Introduction to Exothermic Welding


“Exothermic” is a chemical term used to describe a reaction that produces heat.

Exothermic welding, also known as “thermit welding” or “aluminothermic welding” is a welding process for permanently joining materials (usually copper conductors) that employs an exothermic reaction. The exothermic reaction requires no external heat or a power source. All that is required is a spark to initiate the reaction.

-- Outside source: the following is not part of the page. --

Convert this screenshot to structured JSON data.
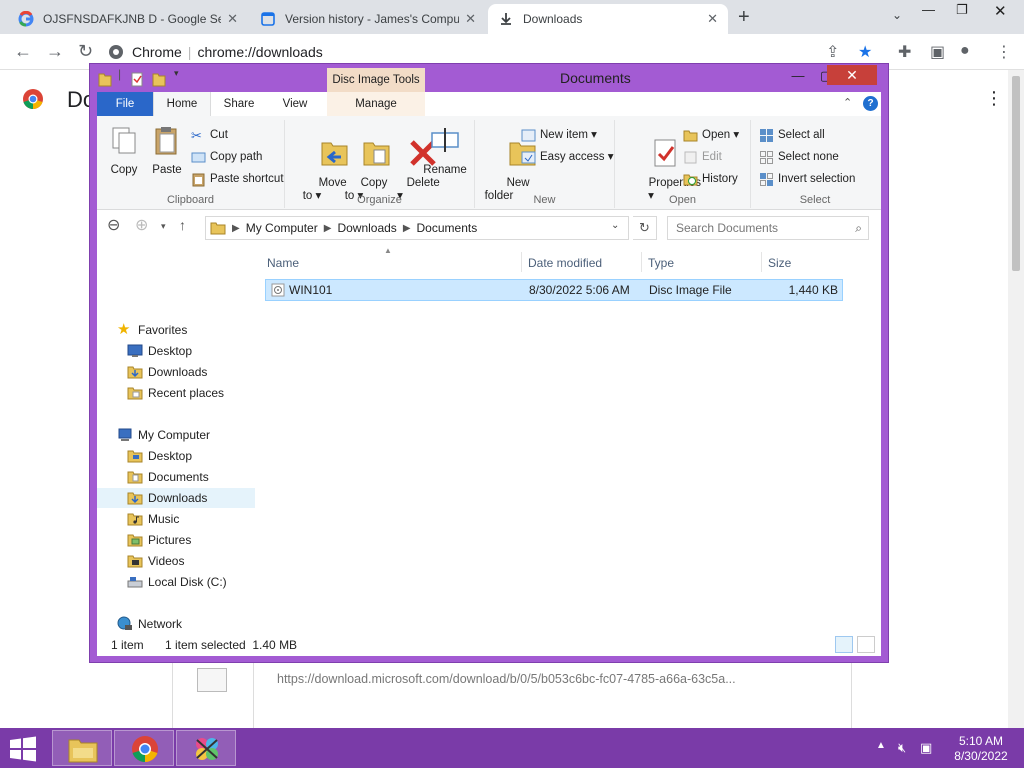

The exothermic reaction occurs between copper oxide and aluminium powder (contained within the weld metal) creating molten super-heated copper and an aluminium oxide slag. When an ignition spark comes into contact with the weld metal, it causes an exothermic reaction within the weld metal, melting and separating the metals. The aluminium rises to the top of the connection creating a slag leaving the molten copper to flow around the joint, creating the weld.

The KingsWeld exothermic connection is a permanent, maintenance-free weld that will not loosen overtime or deteriorate with age. The connections’ current carrying capability is equal to or greater than that of the conductors being joined. In other words, there is no increase in resistance in an exothermically welded connection, unlike in most pressure type (bolt/crimp) connections.

Throughout the world, exothermic welding process has been shown to be the best choice where safety, reliability, current carrying capacity and longevity are critical.


  1. The current carrying capacity of the connection is greater than or equal to that of the conductor
  2. Has a lower electrical resistance than a mechanical connection
  3. Does not deteriorate with age
  4. Does not loosen over time
  5. Can withstand repeated high current surges without deterioration
  6. Does not require an external power source
  7. Used to weld copper, copper alloys, copper bonded steel, various steel alloys, including stainless steel
  8. Quick and easy to install
  9. Exceptional corrosion resistance due a very high copper content (97%+)
  10. Fusion temperature is in excess of 2000°C forming a molecular bond

This adds up to a superior connection when compared to mechanical or pressure type (crimp) connectors.

This adds up to a superior connection when compared to mechanical or pressure type (crimp) connectors.



The KingsWeld Process

The KingsWeld exothermic welding process is a simple, self-contained, efficient way of welding copper-to-copper or copper-to-steel.

Each connection uses a KingsWeld weld metal which, when ignited, creates an exothermic reaction between copper oxide and aluminium powder.

The connections are produced inside a graphite mould, specifically designed to suit the size of conductors to be welded as well as the specific joint configuration.

Each exothermic connection requires a specific mould designed to suit the joint configuration and conductors being used. Each mould type requires a specific weld metal size. This can be found in our weld metal selection table.

Once the correct mould and weld metal have been selected, the process is simple and straightforward.

The conductors are positioned in the graphite mould. A steel retaining disc is then inserted into the mould before any weld metal is added. Only after the disc is in place and properly seated can the main weld metal (under the green cap) be poured into the reaction crucible. The ignition temperature of the main weld metal is approximately 1000°C. This is difficult to achieve and so we use a starter powder to start the exothermic reaction, this is contained under the red cap. The starter powder is similar to the main weld metal, but finer, allowing ignition at around 450°C (through using the spark from a flint ignitor).

The resultant exothermic reaction produces high temperature molten copper (in excess of 2000°C) and aluminium slag.

The molten copper melts the steel retaining disc and flows down the tap hole into the joint cavity. In doing so, the molten copper melts and welds the conductors into a solid homogenous joint.

The whole process takes no more than a few seconds. The aluminium oxide produced stays on top of the joint and is easily removed.